**WHAT IS EXPECTED**
Could you output each line below precisely as it stands, without the images?

★ ★ ★ ★ ★

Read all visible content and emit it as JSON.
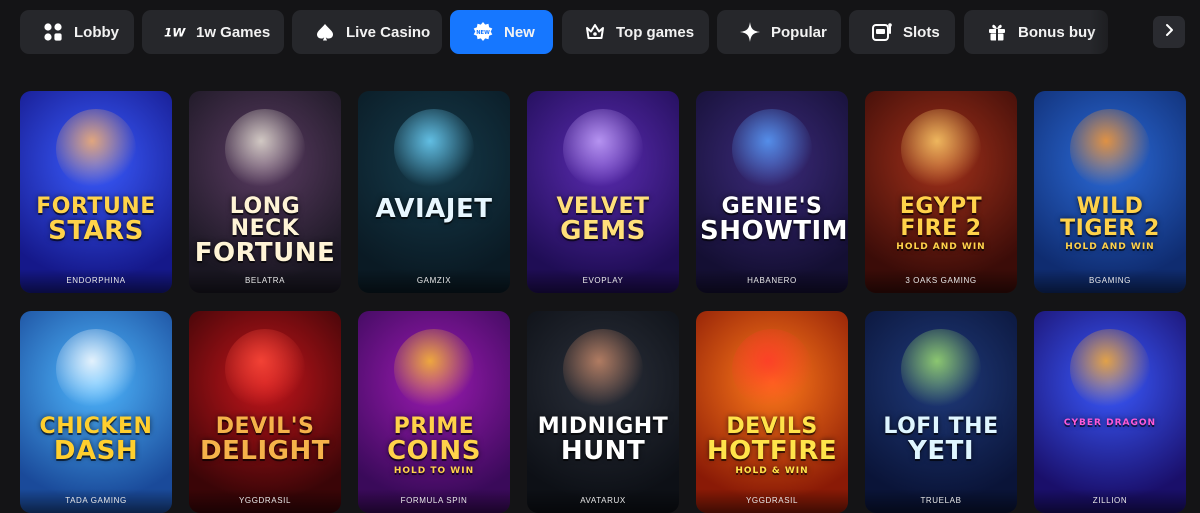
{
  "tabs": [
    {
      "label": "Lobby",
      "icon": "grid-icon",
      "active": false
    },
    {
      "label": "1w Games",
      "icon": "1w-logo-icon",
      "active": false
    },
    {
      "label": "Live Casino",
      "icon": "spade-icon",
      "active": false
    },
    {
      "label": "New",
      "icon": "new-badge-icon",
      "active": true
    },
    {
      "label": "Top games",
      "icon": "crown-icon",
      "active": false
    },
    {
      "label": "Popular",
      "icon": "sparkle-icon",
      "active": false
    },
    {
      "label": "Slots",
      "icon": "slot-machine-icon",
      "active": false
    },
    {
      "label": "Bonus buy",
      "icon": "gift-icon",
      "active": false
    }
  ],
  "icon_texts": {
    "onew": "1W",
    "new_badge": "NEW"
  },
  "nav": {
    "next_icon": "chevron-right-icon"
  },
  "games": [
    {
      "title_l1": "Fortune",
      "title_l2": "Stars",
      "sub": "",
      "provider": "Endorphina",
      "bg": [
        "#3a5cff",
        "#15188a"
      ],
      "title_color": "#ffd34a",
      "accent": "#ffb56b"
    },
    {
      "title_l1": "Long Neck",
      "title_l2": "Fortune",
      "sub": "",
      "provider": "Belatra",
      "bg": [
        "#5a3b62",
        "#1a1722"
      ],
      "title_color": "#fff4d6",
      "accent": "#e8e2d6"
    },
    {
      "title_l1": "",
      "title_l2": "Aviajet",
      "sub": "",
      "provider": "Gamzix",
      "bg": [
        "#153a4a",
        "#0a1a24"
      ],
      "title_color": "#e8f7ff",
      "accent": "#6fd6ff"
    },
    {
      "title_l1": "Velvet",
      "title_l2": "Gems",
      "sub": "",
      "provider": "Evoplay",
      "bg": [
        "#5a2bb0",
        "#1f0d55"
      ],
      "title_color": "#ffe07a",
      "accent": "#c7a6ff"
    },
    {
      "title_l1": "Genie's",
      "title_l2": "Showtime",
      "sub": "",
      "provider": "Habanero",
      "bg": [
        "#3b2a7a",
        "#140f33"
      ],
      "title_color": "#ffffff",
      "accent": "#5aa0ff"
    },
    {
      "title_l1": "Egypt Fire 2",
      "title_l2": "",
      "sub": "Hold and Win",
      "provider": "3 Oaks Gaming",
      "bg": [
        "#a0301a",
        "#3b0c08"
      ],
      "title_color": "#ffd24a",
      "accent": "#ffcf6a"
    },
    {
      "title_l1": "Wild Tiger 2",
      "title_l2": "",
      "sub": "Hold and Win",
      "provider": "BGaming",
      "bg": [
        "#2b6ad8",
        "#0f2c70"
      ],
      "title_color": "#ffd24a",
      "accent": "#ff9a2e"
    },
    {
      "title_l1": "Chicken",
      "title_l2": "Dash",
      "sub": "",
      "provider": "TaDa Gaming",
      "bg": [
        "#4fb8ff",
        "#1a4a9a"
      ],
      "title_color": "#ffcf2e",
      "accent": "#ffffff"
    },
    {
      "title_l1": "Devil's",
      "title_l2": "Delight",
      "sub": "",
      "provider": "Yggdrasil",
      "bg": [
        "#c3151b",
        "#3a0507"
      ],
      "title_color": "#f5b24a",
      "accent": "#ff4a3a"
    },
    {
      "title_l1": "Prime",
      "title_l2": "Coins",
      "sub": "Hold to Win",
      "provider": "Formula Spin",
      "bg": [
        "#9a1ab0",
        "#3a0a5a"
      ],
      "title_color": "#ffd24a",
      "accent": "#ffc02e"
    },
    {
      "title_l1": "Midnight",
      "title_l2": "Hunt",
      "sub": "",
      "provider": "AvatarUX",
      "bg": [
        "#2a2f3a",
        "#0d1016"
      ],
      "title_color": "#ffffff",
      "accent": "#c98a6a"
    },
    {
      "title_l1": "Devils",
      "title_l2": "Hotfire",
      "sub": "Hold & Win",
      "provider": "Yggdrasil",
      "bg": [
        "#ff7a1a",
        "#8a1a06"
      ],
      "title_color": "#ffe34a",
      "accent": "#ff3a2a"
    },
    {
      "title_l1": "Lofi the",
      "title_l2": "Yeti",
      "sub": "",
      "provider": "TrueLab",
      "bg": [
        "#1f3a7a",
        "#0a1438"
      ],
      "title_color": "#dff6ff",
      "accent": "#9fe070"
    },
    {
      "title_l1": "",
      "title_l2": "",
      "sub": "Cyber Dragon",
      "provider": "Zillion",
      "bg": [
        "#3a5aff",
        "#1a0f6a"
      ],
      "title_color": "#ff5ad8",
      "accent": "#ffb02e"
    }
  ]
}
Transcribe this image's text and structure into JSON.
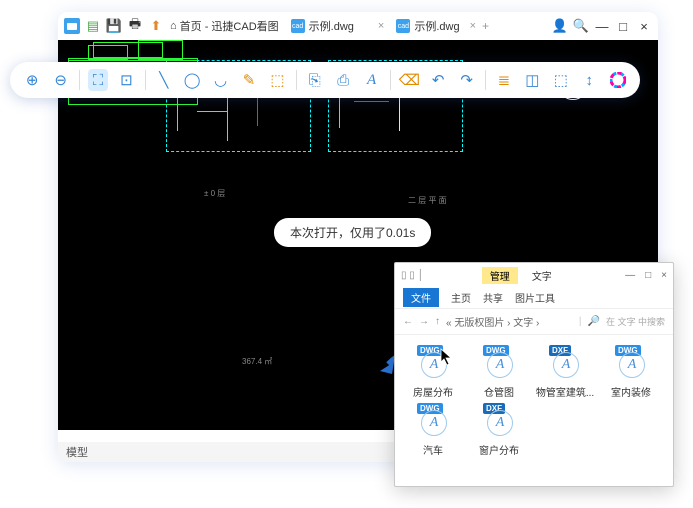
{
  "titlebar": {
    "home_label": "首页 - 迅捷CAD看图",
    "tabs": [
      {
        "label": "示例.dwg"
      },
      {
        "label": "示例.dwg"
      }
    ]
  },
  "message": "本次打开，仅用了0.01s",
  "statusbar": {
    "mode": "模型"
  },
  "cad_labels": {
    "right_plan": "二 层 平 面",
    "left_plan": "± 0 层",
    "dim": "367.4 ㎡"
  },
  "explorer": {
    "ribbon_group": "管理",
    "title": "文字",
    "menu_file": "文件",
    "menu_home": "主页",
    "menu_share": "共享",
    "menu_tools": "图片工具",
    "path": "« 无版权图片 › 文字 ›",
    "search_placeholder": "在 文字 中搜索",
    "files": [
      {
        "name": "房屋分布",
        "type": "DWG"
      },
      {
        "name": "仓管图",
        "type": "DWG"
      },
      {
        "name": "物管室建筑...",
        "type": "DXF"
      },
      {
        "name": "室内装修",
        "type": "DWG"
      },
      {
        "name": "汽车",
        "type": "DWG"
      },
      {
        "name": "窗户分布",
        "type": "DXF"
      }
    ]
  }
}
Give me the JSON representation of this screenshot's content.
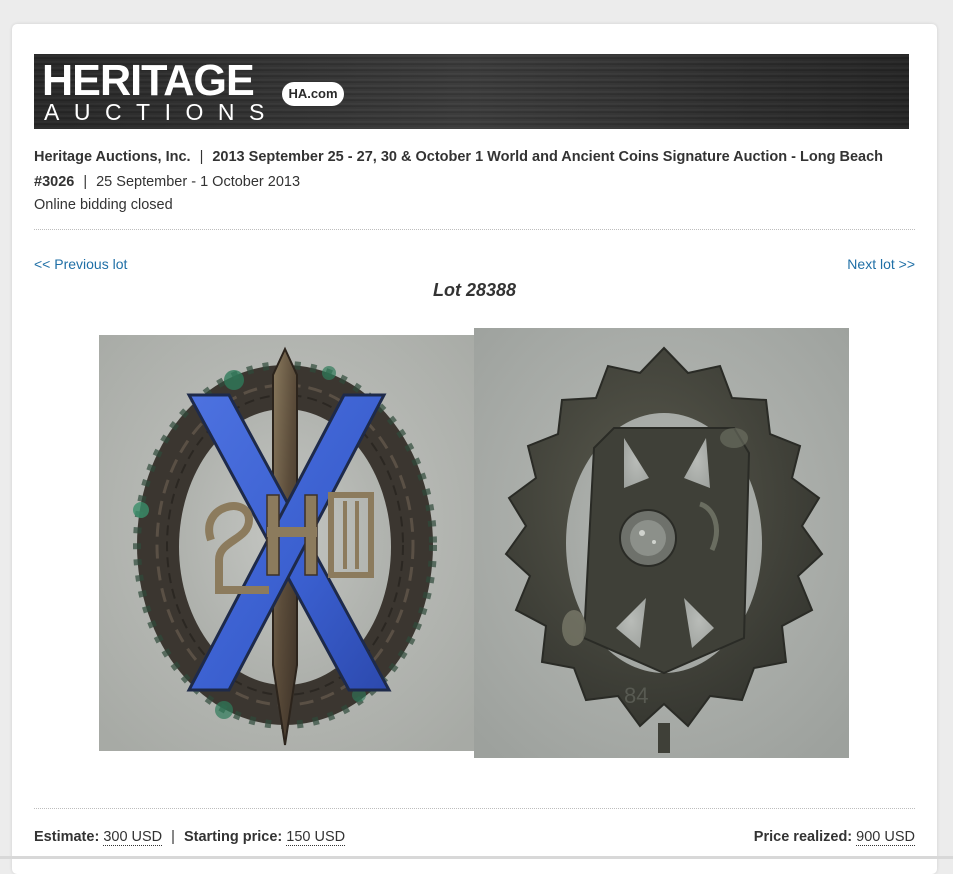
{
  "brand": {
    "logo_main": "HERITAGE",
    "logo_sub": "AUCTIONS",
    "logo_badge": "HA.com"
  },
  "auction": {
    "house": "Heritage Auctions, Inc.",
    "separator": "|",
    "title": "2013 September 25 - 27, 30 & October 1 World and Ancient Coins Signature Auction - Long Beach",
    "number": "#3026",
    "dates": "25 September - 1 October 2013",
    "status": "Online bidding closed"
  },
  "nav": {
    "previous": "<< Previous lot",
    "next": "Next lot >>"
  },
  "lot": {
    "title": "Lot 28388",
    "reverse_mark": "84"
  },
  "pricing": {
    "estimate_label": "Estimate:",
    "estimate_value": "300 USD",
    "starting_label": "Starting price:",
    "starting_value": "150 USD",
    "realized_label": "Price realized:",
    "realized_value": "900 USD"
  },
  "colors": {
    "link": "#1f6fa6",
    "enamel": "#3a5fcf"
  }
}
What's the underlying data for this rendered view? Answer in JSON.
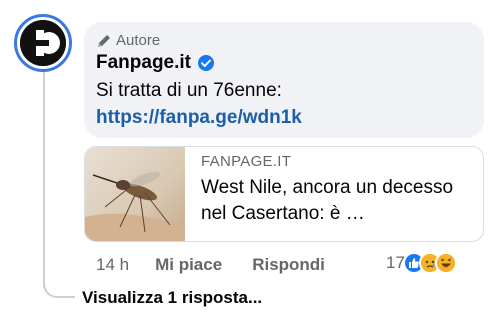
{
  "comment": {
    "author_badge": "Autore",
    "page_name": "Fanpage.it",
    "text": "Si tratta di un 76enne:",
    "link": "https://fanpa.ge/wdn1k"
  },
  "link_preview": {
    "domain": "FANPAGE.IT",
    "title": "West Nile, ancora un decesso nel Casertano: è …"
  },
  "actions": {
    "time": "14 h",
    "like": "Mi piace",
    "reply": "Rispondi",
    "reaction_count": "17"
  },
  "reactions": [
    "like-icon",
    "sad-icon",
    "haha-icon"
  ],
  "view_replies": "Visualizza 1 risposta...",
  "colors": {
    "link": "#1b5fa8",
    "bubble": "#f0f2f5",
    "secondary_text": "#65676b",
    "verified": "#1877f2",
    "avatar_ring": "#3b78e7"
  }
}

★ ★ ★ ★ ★

**EXERCISE OUTPUT**
Read all visible content and emit it as JSON.
{
  "tabs": [
    {
      "label": "Lobby",
      "icon": "grid-icon",
      "active": false
    },
    {
      "label": "1w Games",
      "icon": "1w-logo-icon",
      "active": false
    },
    {
      "label": "Live Casino",
      "icon": "spade-icon",
      "active": false
    },
    {
      "label": "New",
      "icon": "new-badge-icon",
      "active": true
    },
    {
      "label": "Top games",
      "icon": "crown-icon",
      "active": false
    },
    {
      "label": "Popular",
      "icon": "sparkle-icon",
      "active": false
    },
    {
      "label": "Slots",
      "icon": "slot-machine-icon",
      "active": false
    },
    {
      "label": "Bonus buy",
      "icon": "gift-icon",
      "active": false
    }
  ],
  "icon_texts": {
    "onew": "1W",
    "new_badge": "NEW"
  },
  "nav": {
    "next_icon": "chevron-right-icon"
  },
  "games": [
    {
      "title_l1": "Fortune",
      "title_l2": "Stars",
      "sub": "",
      "provider": "Endorphina",
      "bg": [
        "#3a5cff",
        "#15188a"
      ],
      "title_color": "#ffd34a",
      "accent": "#ffb56b"
    },
    {
      "title_l1": "Long Neck",
      "title_l2": "Fortune",
      "sub": "",
      "provider": "Belatra",
      "bg": [
        "#5a3b62",
        "#1a1722"
      ],
      "title_color": "#fff4d6",
      "accent": "#e8e2d6"
    },
    {
      "title_l1": "",
      "title_l2": "Aviajet",
      "sub": "",
      "provider": "Gamzix",
      "bg": [
        "#153a4a",
        "#0a1a24"
      ],
      "title_color": "#e8f7ff",
      "accent": "#6fd6ff"
    },
    {
      "title_l1": "Velvet",
      "title_l2": "Gems",
      "sub": "",
      "provider": "Evoplay",
      "bg": [
        "#5a2bb0",
        "#1f0d55"
      ],
      "title_color": "#ffe07a",
      "accent": "#c7a6ff"
    },
    {
      "title_l1": "Genie's",
      "title_l2": "Showtime",
      "sub": "",
      "provider": "Habanero",
      "bg": [
        "#3b2a7a",
        "#140f33"
      ],
      "title_color": "#ffffff",
      "accent": "#5aa0ff"
    },
    {
      "title_l1": "Egypt Fire 2",
      "title_l2": "",
      "sub": "Hold and Win",
      "provider": "3 Oaks Gaming",
      "bg": [
        "#a0301a",
        "#3b0c08"
      ],
      "title_color": "#ffd24a",
      "accent": "#ffcf6a"
    },
    {
      "title_l1": "Wild Tiger 2",
      "title_l2": "",
      "sub": "Hold and Win",
      "provider": "BGaming",
      "bg": [
        "#2b6ad8",
        "#0f2c70"
      ],
      "title_color": "#ffd24a",
      "accent": "#ff9a2e"
    },
    {
      "title_l1": "Chicken",
      "title_l2": "Dash",
      "sub": "",
      "provider": "TaDa Gaming",
      "bg": [
        "#4fb8ff",
        "#1a4a9a"
      ],
      "title_color": "#ffcf2e",
      "accent": "#ffffff"
    },
    {
      "title_l1": "Devil's",
      "title_l2": "Delight",
      "sub": "",
      "provider": "Yggdrasil",
      "bg": [
        "#c3151b",
        "#3a0507"
      ],
      "title_color": "#f5b24a",
      "accent": "#ff4a3a"
    },
    {
      "title_l1": "Prime",
      "title_l2": "Coins",
      "sub": "Hold to Win",
      "provider": "Formula Spin",
      "bg": [
        "#9a1ab0",
        "#3a0a5a"
      ],
      "title_color": "#ffd24a",
      "accent": "#ffc02e"
    },
    {
      "title_l1": "Midnight",
      "title_l2": "Hunt",
      "sub": "",
      "provider": "AvatarUX",
      "bg": [
        "#2a2f3a",
        "#0d1016"
      ],
      "title_color": "#ffffff",
      "accent": "#c98a6a"
    },
    {
      "title_l1": "Devils",
      "title_l2": "Hotfire",
      "sub": "Hold & Win",
      "provider": "Yggdrasil",
      "bg": [
        "#ff7a1a",
        "#8a1a06"
      ],
      "title_color": "#ffe34a",
      "accent": "#ff3a2a"
    },
    {
      "title_l1": "Lofi the",
      "title_l2": "Yeti",
      "sub": "",
      "provider": "TrueLab",
      "bg": [
        "#1f3a7a",
        "#0a1438"
      ],
      "title_color": "#dff6ff",
      "accent": "#9fe070"
    },
    {
      "title_l1": "",
      "title_l2": "",
      "sub": "Cyber Dragon",
      "provider": "Zillion",
      "bg": [
        "#3a5aff",
        "#1a0f6a"
      ],
      "title_color": "#ff5ad8",
      "accent": "#ffb02e"
    }
  ]
}
Transcribe this image's text and structure into JSON.
{
  "titlebar": {
    "home_label": "首页 - 迅捷CAD看图",
    "tabs": [
      {
        "label": "示例.dwg"
      },
      {
        "label": "示例.dwg"
      }
    ]
  },
  "message": "本次打开，仅用了0.01s",
  "statusbar": {
    "mode": "模型"
  },
  "cad_labels": {
    "right_plan": "二 层 平 面",
    "left_plan": "± 0 层",
    "dim": "367.4 ㎡"
  },
  "explorer": {
    "ribbon_group": "管理",
    "title": "文字",
    "menu_file": "文件",
    "menu_home": "主页",
    "menu_share": "共享",
    "menu_tools": "图片工具",
    "path": "« 无版权图片 › 文字 ›",
    "search_placeholder": "在 文字 中搜索",
    "files": [
      {
        "name": "房屋分布",
        "type": "DWG"
      },
      {
        "name": "仓管图",
        "type": "DWG"
      },
      {
        "name": "物管室建筑...",
        "type": "DXF"
      },
      {
        "name": "室内装修",
        "type": "DWG"
      },
      {
        "name": "汽车",
        "type": "DWG"
      },
      {
        "name": "窗户分布",
        "type": "DXF"
      }
    ]
  }
}
Give me the JSON representation of this screenshot's content.
{
  "brand": {
    "logo_main": "HERITAGE",
    "logo_sub": "AUCTIONS",
    "logo_badge": "HA.com"
  },
  "auction": {
    "house": "Heritage Auctions, Inc.",
    "separator": "|",
    "title": "2013 September 25 - 27, 30 & October 1 World and Ancient Coins Signature Auction - Long Beach",
    "number": "#3026",
    "dates": "25 September - 1 October 2013",
    "status": "Online bidding closed"
  },
  "nav": {
    "previous": "<< Previous lot",
    "next": "Next lot >>"
  },
  "lot": {
    "title": "Lot 28388",
    "reverse_mark": "84"
  },
  "pricing": {
    "estimate_label": "Estimate:",
    "estimate_value": "300 USD",
    "starting_label": "Starting price:",
    "starting_value": "150 USD",
    "realized_label": "Price realized:",
    "realized_value": "900 USD"
  },
  "colors": {
    "link": "#1f6fa6",
    "enamel": "#3a5fcf"
  }
}
What's the underlying data for this rendered view? Answer in JSON.
{
  "comment": {
    "author_badge": "Autore",
    "page_name": "Fanpage.it",
    "text": "Si tratta di un 76enne:",
    "link": "https://fanpa.ge/wdn1k"
  },
  "link_preview": {
    "domain": "FANPAGE.IT",
    "title": "West Nile, ancora un decesso nel Casertano: è …"
  },
  "actions": {
    "time": "14 h",
    "like": "Mi piace",
    "reply": "Rispondi",
    "reaction_count": "17"
  },
  "reactions": [
    "like-icon",
    "sad-icon",
    "haha-icon"
  ],
  "view_replies": "Visualizza 1 risposta...",
  "colors": {
    "link": "#1b5fa8",
    "bubble": "#f0f2f5",
    "secondary_text": "#65676b",
    "verified": "#1877f2",
    "avatar_ring": "#3b78e7"
  }
}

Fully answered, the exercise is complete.